Also Thursday, a 6-foot-high chain-link fence was erected around the Capitol and numerous buildings downtown boarded up glass windows and doors. The new precautions follow other beefed-up security measures state law enforcement took earlier this week, including significantly increasing the police presence and closing surrounding streets to through traffic. The California Highway Patrol, the agency that protects the Capitol, denied all permits for weekend events — including a 3,000-person protest against the election results.
- Newsom in a Thursday video message: “We’re treating this very seriously and deploying significant resources to protect public safety, critical infrastructure and 1st Amendment rights. But let me be clear. There will be no tolerance for violence.”
The governor’s comments came the same day that two women appeared to threaten California lawmakers with violence during the public comment portion of a budget hearing.
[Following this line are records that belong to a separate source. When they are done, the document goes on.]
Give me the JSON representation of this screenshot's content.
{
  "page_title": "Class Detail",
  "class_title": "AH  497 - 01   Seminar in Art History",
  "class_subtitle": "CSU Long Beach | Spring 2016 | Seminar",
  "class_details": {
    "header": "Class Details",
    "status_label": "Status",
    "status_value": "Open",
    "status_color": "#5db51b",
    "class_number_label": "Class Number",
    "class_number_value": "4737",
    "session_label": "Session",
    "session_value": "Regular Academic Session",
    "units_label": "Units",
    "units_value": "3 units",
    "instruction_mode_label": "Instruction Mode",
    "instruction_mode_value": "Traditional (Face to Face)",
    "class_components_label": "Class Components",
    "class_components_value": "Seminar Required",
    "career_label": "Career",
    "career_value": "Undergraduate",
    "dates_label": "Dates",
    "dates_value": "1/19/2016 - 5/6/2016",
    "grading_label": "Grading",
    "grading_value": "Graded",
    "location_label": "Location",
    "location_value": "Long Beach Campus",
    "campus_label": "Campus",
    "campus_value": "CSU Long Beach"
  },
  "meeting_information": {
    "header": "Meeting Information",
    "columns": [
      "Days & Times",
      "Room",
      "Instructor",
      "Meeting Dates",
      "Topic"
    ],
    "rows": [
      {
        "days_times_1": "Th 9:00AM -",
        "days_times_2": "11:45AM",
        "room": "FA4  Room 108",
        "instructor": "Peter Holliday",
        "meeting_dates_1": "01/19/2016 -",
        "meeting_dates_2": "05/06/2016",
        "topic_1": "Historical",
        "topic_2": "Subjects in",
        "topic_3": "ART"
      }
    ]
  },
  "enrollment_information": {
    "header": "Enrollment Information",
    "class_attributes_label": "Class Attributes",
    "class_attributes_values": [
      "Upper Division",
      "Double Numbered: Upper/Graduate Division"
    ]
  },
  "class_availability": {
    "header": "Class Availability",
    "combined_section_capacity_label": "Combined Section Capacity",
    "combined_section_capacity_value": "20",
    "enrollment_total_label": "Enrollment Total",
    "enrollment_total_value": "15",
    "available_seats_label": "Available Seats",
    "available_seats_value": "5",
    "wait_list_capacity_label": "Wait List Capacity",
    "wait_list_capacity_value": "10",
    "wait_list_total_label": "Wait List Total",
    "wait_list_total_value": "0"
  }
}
One woman shouted, “When the world collapses … you’re gonna be the first to go. … We didn’t buy guns for nothing.” Another threatened, “Seventeen million guns were purchased in the United States (by) first-time gun owners … what do you think they’re gonna do with it?”
Officials have not revealed whether they have received any information about planned violence in Sacramento. But nearly every weekend since the November election, supporters of President Donald Trump have gathered near the Capitol to protest the results. Though the protests have generally been peaceful, members of the Proud Boys and other far-right militia groups have frequently headed downtown to confront antifa counterprotesters, where things often devolve into violence.